Abstract—We applied Generative Adversarial Networks
(GANs) to learn a model of DOOM levels from human-designed
content. Initially, we analyzed the levels and extracted several
topological features. Then, for each level, we extracted a set of
images identifying the occupied area, the height map, the walls,
and the position of game objects. We trained two GANs: one
using plain level images, one using both the images and some of
the features extracted during the preliminary analysis. We used
the two networks to generate new levels and compared the results
to assess whether the network trained using also the topological
features could generate levels more similar to human-designed
ones. Our results show that GANs can capture intrinsic structure
of DOOM levels and appears to be a promising approach to level
generation in first person shooter games.
How long till we can generate random games completely?
adjust the game with voice commands and regenerate?
I like this game Idea but the level needs to be more vertical with more bridges etc.
i think this is really cool.
Not long, like a year or two. GANs are so insanely awesome.
Daggerfall had randomly generated dungeons. Had to , since there were probably millions of them. Not very good ones though I have to admit.
The hype on game design last years has been the procedural aproach for generatin the huge natural and urban enviroments. this idea could be useful for that.
The machine used 1088 level maps to learn this. It is a great accomplishment, but it is nowhere near randomly generated games. It is not even close to learning level map generation on its own without heavily engineered inputs. Sorry, but what you are writing is very misleading!

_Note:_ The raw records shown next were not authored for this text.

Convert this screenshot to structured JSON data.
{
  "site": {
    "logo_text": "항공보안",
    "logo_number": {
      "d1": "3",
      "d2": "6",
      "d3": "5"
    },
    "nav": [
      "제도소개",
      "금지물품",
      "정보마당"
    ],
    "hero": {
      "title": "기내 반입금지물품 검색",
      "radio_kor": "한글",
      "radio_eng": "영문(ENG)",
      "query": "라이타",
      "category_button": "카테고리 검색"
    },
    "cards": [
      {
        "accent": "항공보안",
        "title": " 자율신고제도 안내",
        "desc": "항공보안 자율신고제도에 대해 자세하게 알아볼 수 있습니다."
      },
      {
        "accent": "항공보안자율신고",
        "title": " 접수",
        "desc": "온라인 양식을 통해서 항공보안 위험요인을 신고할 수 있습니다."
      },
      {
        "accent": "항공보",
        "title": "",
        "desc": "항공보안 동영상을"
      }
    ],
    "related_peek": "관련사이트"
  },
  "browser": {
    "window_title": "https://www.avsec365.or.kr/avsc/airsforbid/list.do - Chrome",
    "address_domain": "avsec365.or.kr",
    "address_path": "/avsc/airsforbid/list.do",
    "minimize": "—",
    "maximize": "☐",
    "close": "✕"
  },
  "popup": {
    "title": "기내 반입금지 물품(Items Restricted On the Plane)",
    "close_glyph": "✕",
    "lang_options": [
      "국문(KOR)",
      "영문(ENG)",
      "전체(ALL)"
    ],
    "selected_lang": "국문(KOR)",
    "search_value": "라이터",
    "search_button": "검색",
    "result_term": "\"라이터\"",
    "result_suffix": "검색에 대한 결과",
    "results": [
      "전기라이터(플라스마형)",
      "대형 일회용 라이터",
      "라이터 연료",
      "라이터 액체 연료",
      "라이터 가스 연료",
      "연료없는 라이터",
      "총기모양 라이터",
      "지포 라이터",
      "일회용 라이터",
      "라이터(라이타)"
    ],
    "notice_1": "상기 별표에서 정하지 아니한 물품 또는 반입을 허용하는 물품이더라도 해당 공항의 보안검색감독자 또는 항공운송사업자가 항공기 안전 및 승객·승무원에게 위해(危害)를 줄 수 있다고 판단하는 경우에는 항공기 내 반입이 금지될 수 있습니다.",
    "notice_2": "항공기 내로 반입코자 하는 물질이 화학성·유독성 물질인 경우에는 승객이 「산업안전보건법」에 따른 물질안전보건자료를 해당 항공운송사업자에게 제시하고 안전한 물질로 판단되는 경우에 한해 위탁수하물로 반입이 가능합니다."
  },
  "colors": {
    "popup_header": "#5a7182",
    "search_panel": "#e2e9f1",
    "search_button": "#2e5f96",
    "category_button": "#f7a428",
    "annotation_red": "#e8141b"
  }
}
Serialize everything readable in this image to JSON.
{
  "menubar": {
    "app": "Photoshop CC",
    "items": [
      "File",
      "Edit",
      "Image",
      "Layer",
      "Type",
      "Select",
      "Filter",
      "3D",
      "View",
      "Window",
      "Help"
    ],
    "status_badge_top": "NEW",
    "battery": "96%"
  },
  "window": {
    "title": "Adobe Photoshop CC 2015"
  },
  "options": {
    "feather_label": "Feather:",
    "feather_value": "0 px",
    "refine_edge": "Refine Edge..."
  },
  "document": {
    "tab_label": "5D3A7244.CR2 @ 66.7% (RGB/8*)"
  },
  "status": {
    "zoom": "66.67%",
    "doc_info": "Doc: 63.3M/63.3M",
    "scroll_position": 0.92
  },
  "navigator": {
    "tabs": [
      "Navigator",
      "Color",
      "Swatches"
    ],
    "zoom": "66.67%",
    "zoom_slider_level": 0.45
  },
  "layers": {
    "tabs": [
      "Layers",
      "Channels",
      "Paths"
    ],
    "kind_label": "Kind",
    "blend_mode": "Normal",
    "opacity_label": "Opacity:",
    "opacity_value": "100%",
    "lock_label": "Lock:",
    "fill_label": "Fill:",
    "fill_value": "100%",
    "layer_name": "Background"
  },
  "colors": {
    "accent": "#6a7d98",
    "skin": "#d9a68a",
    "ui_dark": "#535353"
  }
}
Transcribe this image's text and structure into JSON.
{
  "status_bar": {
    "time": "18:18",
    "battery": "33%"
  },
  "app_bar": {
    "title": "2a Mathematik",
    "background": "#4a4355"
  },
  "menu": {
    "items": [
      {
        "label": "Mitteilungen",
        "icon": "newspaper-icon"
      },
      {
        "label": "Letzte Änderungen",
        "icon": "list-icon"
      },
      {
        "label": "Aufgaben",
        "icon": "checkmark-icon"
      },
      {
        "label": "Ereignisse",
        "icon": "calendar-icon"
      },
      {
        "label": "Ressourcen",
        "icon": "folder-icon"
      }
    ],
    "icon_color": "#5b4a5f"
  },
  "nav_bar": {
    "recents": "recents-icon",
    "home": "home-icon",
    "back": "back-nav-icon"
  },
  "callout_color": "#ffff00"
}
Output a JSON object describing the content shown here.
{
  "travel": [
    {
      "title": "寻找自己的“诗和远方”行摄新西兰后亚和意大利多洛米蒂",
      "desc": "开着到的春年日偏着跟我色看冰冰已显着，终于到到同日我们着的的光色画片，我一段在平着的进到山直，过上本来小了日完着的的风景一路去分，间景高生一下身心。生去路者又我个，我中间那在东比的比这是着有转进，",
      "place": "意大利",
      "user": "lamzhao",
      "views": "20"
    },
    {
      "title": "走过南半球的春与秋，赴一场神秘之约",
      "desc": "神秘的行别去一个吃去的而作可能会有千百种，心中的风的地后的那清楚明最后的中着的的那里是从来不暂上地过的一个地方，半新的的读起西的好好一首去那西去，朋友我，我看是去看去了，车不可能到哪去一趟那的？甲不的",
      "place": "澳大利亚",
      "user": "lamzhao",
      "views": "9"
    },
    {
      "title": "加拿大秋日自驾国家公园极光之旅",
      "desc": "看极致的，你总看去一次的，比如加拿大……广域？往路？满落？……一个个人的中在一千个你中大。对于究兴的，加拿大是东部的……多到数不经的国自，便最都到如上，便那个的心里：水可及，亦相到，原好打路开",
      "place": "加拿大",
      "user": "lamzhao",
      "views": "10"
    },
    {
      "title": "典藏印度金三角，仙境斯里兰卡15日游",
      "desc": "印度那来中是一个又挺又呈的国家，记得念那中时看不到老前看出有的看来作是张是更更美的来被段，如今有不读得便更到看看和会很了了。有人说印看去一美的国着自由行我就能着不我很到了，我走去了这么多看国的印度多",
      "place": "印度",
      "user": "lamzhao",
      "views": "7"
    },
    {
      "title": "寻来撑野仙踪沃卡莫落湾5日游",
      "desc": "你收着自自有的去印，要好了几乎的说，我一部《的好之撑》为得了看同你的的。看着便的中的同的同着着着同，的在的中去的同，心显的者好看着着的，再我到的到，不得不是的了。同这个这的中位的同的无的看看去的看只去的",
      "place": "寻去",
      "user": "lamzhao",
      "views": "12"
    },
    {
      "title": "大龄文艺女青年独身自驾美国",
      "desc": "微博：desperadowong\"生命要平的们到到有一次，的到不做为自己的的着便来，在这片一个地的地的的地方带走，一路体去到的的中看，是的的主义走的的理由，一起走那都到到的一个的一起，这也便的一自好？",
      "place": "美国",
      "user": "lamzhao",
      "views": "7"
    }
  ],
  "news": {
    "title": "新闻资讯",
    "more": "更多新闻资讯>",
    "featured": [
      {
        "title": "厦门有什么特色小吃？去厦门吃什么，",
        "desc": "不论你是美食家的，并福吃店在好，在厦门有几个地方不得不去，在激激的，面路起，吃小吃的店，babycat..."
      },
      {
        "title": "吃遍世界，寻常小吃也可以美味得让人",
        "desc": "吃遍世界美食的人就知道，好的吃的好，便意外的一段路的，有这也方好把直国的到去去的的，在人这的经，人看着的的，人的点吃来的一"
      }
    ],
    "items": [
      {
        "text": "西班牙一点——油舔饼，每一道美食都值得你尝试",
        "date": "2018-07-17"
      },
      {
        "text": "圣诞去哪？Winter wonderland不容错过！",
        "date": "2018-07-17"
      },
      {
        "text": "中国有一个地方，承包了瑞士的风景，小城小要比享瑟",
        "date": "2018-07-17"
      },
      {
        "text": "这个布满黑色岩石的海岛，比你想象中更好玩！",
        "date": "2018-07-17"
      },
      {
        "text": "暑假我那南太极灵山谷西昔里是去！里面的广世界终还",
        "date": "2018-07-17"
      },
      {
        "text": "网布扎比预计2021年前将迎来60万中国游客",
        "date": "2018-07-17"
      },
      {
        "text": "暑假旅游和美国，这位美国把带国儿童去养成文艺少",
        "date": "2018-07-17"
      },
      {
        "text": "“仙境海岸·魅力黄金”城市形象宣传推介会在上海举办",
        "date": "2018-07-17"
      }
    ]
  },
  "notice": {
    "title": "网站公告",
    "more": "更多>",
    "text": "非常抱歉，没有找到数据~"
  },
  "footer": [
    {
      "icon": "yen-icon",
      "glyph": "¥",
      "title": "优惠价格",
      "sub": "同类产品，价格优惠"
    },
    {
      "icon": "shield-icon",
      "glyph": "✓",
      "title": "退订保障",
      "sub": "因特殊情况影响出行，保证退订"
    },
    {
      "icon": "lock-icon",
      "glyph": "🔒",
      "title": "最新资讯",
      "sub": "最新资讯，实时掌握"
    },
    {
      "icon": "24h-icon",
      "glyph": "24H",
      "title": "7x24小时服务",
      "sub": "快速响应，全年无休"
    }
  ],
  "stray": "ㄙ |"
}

I didn’t actually read any of the papers here, but lstms have been creating side scroller levels for years, turning it into a gan seems pretty trivial. Keep in mind they are generating a coded representation of the scene elements, not pixels.
Let’s just be very clear for everyone first of all: This is far away from the suggested claims made in the original post or the clickbait title.
I agree that turning it into a generative adversarial network is a trivial idea. It has the advantage that you can play with the random input, so there is quite some value in this approach.
There is still no guarantee that the generated levels even make sense for the game. You don’t know whether the data was sufficient to teach the neural network that levels need to be balanced and all the other central topics that matter in level design. In my opinion, it is highly likely that this sort of solutions turn into tools for level designers within a few years. But we are still far away even from that!
Ok, I had read that paper awhile ago. Your argument against it being that the levels may not be balanced or make sense is kind of thin. The generated levels will tend to be as balanced or sensical as the input data levels. Because of back propogation on the generator in the stacked, but frozen discriminator, bizarre combinations in the z vector will be penalized such that generated, non sensical levels will have higher gradients. I just don’t see how video game are any different from images or audio, GANs make short work of them all.
The results from GANs are still not indistinguishable from the training data. They are in many cases very close, but they are not yet there. This small gap makes a huge difference. Because of this, there is no guarantee that as mentioned, the levels are going to balanced and so on. Of course as you mentioned, they tend to be, but this sort of details can make or break the levels.
On the practical side, this kind of solution has pretty much no value at the moment. There are basically no games which have this amount of levels, such that new ones could be generated by neural networks. For game designers, this would be useful when the game is being developed. But at this point, there aren’t going to be enough levels as training data. Even most released games don’t have enough levels for tasks like this one.
There is a significant amount of work that needs to be done to make this sort of solution viable for practical purposes. It is one of many steps that has to be done to get this kind of tools. But it is miles away from being usable.
You’re thinking about the design workflow much differently than I am. You’re seeing it as a tool for game devs to produce a static game. I see it as a parameter for the user. As in the user says (with voice) , “make me a level with a bunch of waterfalls and rainbows, and play some cheerful music.” It’s custom on demand entertainment. Further down the line, it’s "show me a movie kind of like Goodfellas but with marilynn monroe as karen, score by mozart "
As for the having no value at the moment, this stuff is improving quickly. a couple years ago it was classifying cats and dogs, today it’s driving 18 wheelers.
I am mentioning the game development aspect because this is the simpler use case and as such it is the one that is more likely to be used at first.
To make it clear again, my comments are especially meant to put the initial question into perspective. Asking how long until we get randomly generated games based on the results of this paper is way out of proportion. The problem of generating levels in practice has not even closely been solved.